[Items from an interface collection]
▼
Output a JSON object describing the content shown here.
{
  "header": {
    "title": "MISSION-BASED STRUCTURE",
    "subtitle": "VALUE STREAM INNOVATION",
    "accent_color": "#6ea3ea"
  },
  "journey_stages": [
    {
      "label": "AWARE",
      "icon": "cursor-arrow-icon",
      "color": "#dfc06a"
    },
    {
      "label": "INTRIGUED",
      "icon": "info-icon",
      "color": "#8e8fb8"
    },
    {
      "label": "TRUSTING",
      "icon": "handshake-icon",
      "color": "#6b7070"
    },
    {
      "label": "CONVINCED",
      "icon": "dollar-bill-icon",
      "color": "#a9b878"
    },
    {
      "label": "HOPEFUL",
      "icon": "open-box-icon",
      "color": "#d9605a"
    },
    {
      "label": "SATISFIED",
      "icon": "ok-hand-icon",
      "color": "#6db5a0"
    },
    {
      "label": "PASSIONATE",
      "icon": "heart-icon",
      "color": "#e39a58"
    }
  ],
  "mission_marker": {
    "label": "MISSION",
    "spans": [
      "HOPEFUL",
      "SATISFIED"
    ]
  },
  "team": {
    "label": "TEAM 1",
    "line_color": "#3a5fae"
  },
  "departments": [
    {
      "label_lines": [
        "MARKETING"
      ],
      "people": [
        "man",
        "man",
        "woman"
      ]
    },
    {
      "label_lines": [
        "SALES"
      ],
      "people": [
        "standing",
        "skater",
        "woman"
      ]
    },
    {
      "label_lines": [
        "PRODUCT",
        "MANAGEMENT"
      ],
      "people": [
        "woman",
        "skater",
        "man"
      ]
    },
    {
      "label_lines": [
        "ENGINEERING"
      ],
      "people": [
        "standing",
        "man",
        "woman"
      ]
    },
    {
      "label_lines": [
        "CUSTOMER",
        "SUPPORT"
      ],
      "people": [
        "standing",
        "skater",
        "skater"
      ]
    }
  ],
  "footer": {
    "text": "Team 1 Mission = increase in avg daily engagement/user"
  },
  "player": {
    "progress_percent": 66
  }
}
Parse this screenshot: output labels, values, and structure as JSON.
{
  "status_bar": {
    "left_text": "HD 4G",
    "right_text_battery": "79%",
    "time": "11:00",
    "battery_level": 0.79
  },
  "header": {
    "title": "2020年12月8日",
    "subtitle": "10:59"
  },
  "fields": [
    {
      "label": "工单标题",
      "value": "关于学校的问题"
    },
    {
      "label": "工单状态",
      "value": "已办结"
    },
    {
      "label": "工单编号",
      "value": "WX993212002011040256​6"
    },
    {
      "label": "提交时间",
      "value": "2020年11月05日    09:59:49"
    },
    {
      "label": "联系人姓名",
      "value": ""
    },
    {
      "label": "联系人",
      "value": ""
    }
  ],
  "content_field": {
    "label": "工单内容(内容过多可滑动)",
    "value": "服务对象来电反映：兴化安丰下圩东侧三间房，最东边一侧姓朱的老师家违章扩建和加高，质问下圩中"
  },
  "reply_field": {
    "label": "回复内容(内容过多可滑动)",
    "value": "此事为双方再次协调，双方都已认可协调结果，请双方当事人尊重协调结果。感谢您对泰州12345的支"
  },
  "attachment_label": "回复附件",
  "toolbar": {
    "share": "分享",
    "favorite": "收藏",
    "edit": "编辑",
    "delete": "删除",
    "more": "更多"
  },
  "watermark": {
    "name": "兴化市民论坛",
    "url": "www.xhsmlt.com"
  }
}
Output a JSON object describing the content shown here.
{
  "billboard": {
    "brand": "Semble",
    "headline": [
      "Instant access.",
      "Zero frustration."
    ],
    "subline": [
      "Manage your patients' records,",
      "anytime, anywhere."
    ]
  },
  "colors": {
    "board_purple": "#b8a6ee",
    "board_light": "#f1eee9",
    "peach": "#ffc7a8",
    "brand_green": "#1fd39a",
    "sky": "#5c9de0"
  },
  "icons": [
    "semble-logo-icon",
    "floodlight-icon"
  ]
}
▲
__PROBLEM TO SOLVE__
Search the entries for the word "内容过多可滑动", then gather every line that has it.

__RESPONSE TO THE EXERCISE__
    "label": "工单内容(内容过多可滑动)",
    "label": "回复内容(内容过多可滑动)",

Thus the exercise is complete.